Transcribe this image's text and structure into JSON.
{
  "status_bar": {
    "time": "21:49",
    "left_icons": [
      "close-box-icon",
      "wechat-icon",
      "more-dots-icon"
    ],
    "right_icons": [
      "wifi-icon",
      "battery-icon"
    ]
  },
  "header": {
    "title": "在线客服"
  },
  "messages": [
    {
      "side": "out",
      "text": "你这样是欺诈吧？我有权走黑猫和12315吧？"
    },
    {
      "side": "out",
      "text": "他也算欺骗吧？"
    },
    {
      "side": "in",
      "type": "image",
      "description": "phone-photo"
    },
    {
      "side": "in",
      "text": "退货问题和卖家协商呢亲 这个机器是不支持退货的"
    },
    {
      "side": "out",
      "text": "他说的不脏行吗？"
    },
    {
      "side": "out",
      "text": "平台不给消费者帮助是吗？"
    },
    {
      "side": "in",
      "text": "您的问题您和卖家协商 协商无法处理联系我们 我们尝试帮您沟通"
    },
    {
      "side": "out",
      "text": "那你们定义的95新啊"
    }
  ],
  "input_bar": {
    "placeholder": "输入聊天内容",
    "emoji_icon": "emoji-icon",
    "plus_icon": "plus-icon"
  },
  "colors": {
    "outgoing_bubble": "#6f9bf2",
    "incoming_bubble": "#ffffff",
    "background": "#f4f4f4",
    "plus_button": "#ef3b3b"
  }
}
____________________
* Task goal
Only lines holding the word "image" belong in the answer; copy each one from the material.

* Solved exercise
Transcribe this image's text and structure into JSON.
      "type": "image",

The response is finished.